__Stored dataset items__
====
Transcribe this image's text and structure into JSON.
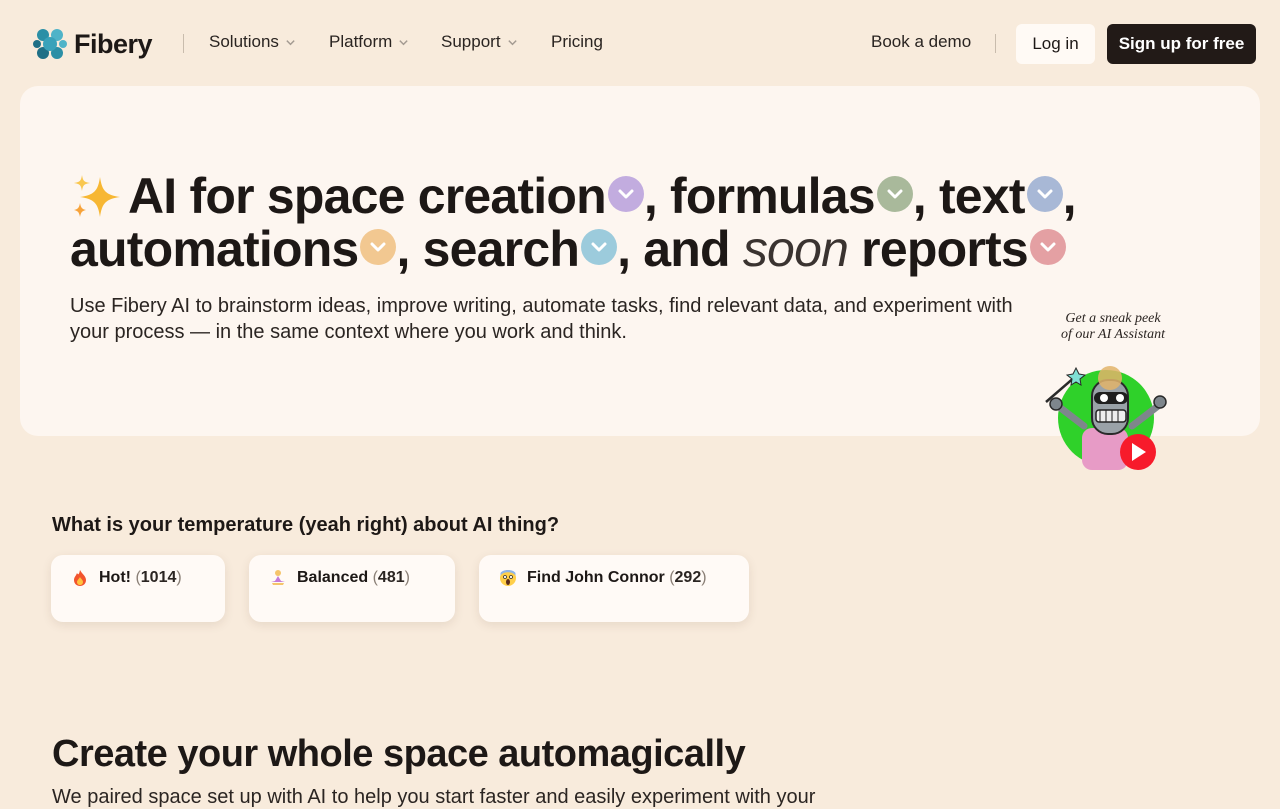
{
  "brand": {
    "name": "Fibery",
    "logo_icon": "fibery-logo-icon"
  },
  "nav": {
    "items": [
      {
        "label": "Solutions",
        "has_dropdown": true
      },
      {
        "label": "Platform",
        "has_dropdown": true
      },
      {
        "label": "Support",
        "has_dropdown": true
      },
      {
        "label": "Pricing",
        "has_dropdown": false
      }
    ],
    "book_demo": "Book a demo",
    "login": "Log in",
    "signup": "Sign up for free"
  },
  "hero": {
    "headline": {
      "p1": "AI for space creation",
      "p2": ", formulas",
      "p3": ", text",
      "p4": ",",
      "p5": "automations",
      "p6": ", search",
      "p7": ", and ",
      "p8": "soon",
      "p9": " reports"
    },
    "pill_colors": {
      "space_creation": "#c2acdf",
      "formulas": "#a9b99b",
      "text": "#a8b8d6",
      "automations": "#f2c891",
      "search": "#9ccbdc",
      "reports": "#e4a0a3"
    },
    "subtext": "Use Fibery AI to brainstorm ideas, improve writing, automate tasks, find relevant data, and experiment with your process — in the same context where you work and think.",
    "peek_line1": "Get a sneak peek",
    "peek_line2": "of our AI Assistant"
  },
  "poll": {
    "question": "What is your temperature (yeah right) about AI thing?",
    "options": [
      {
        "icon": "fire-icon",
        "label": "Hot!",
        "count": "1014"
      },
      {
        "icon": "meditating-person-icon",
        "label": "Balanced",
        "count": "481"
      },
      {
        "icon": "screaming-face-icon",
        "label": "Find John Connor",
        "count": "292"
      }
    ]
  },
  "section": {
    "title": "Create your whole space automagically",
    "subtitle": "We paired space set up with AI to help you start faster and easily experiment with your"
  }
}
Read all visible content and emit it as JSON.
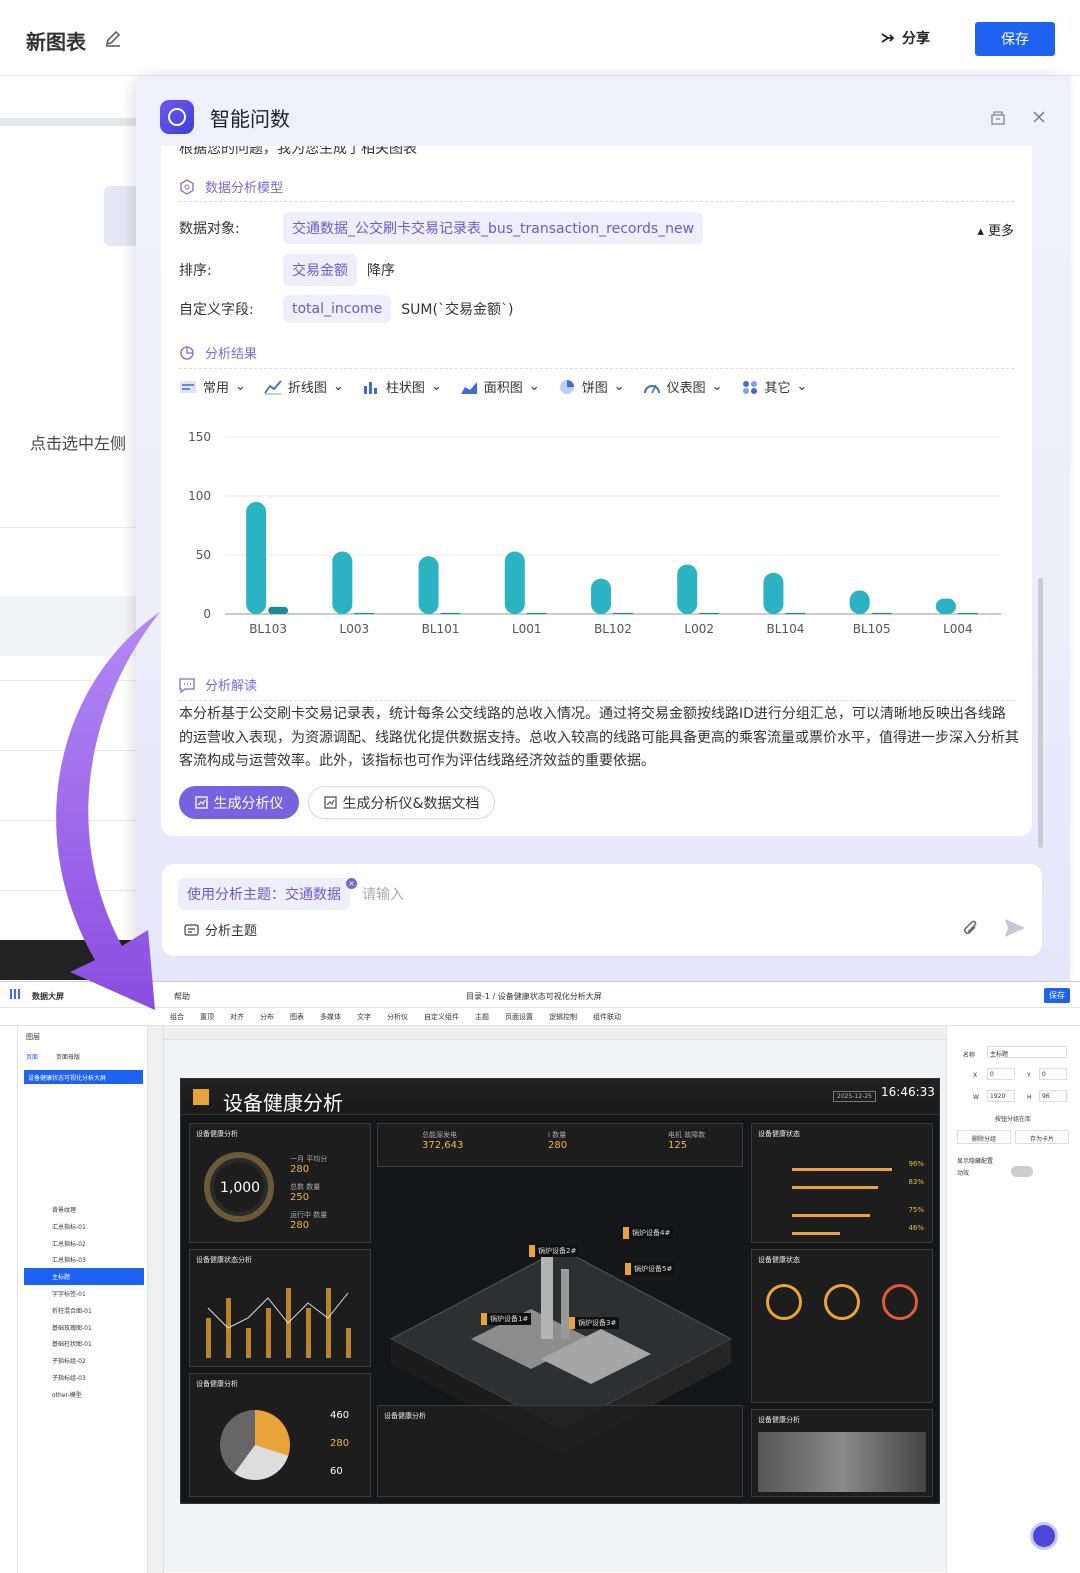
{
  "header": {
    "title": "新图表",
    "share_label": "分享",
    "save_label": "保存"
  },
  "background": {
    "hint": "点击选中左侧"
  },
  "panel": {
    "title": "智能问数",
    "truncated_line": "根据您的问题，我为您生成了相关图表",
    "model_section": "数据分析模型",
    "rows": {
      "object_label": "数据对象:",
      "object_value": "交通数据_公交刷卡交易记录表_bus_transaction_records_new",
      "sort_label": "排序:",
      "sort_value": "交易金额",
      "sort_order": "降序",
      "custom_label": "自定义字段:",
      "custom_value": "total_income",
      "custom_expr": "SUM(`交易金额`)"
    },
    "more_label": "更多",
    "result_section": "分析结果",
    "chart_tabs": [
      "常用",
      "折线图",
      "柱状图",
      "面积图",
      "饼图",
      "仪表图",
      "其它"
    ],
    "interp_section": "分析解读",
    "interp_text": "本分析基于公交刷卡交易记录表，统计每条公交线路的总收入情况。通过将交易金额按线路ID进行分组汇总，可以清晰地反映出各线路的运营收入表现，为资源调配、线路优化提供数据支持。总收入较高的线路可能具备更高的乘客流量或票价水平，值得进一步深入分析其客流构成与运营效率。此外，该指标也可作为评估线路经济效益的重要依据。",
    "gen_btn": "生成分析仪",
    "gen_doc_btn": "生成分析仪&数据文档"
  },
  "input": {
    "topic_chip": "使用分析主题：交通数据",
    "placeholder": "请输入",
    "topic_btn": "分析主题"
  },
  "chart_data": {
    "type": "bar",
    "categories": [
      "BL103",
      "L003",
      "BL101",
      "L001",
      "BL102",
      "L002",
      "BL104",
      "BL105",
      "L004"
    ],
    "series": [
      {
        "values": [
          95,
          53,
          49,
          53,
          30,
          42,
          35,
          20,
          13
        ]
      },
      {
        "values": [
          6,
          1,
          1,
          1,
          1,
          1,
          1,
          1,
          1
        ]
      }
    ],
    "yticks": [
      0,
      50,
      100,
      150
    ],
    "ylim": [
      0,
      150
    ],
    "colors": [
      "#2bb3c4",
      "#1f8a98"
    ]
  },
  "screenshot": {
    "app_name": "数据大屏",
    "breadcrumb": "目录-1 / 设备健康状态可视化分析大屏",
    "help": "帮助",
    "save": "保存",
    "layers_title": "图层",
    "tab_page": "页面",
    "tab_tpl": "页面母版",
    "selected_page": "设备健康状态可视化分析大屏",
    "layers": [
      "背景纹理",
      "汇总指标-01",
      "汇总指标-02",
      "汇总指标-03",
      "主标题",
      "字字标签-01",
      "折柱混合图-01",
      "基础玫瑰图-01",
      "基础柱状图-01",
      "子指标组-02",
      "子指标组-03",
      "other-模型"
    ],
    "toolbar": [
      "组合",
      "置顶",
      "对齐",
      "分布",
      "图表",
      "多媒体",
      "文字",
      "分析仪",
      "自定义组件",
      "主题",
      "页面设置",
      "逻辑控制",
      "组件联动"
    ],
    "props": {
      "name_label": "名称",
      "name_value": "主标题",
      "x_label": "X",
      "x": "0",
      "y_label": "Y",
      "y": "0",
      "w_label": "W",
      "w": "1920",
      "h_label": "H",
      "h": "96",
      "lock": "按钮分组在库",
      "btn1": "删除分组",
      "btn2": "存为卡片",
      "toggle": "显示隐藏配置",
      "anim": "动效"
    },
    "dashboard": {
      "title": "设备健康分析",
      "date": "2025-12-25",
      "clock": "16:46:33",
      "panel1": "设备健康分析",
      "gauge": "1,000",
      "kpis": [
        {
          "label": "一月 平均分",
          "value": "280"
        },
        {
          "label": "总数 数量",
          "value": "250"
        },
        {
          "label": "运行中 数量",
          "value": "280"
        }
      ],
      "top": [
        {
          "label": "总能源发电",
          "value": "372,643"
        },
        {
          "label": "I 数量",
          "value": "280"
        },
        {
          "label": "电机 故障数",
          "value": "125"
        }
      ],
      "panel2": "设备健康状态分析",
      "panel3": "设备健康分析",
      "donut_values": [
        "460",
        "280",
        "60"
      ],
      "right1": "设备健康状态",
      "right2": "设备健康状态",
      "right3": "设备健康分析",
      "center_bottom": "设备健康分析",
      "tags": [
        "锅炉设备1#",
        "锅炉设备2#",
        "锅炉设备3#",
        "锅炉设备4#",
        "锅炉设备5#"
      ],
      "percents": [
        "96%",
        "83%",
        "75%",
        "46%"
      ]
    }
  }
}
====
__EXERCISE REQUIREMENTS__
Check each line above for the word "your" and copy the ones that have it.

__RESULT OF THIS TASK__
    "subtext": "Use Fibery AI to brainstorm ideas, improve writing, automate tasks, find relevant data, and experiment with your process — in the same context where you work and think.",
    "question": "What is your temperature (yeah right) about AI thing?",
    "title": "Create your whole space automagically",
    "subtitle": "We paired space set up with AI to help you start faster and easily experiment with your"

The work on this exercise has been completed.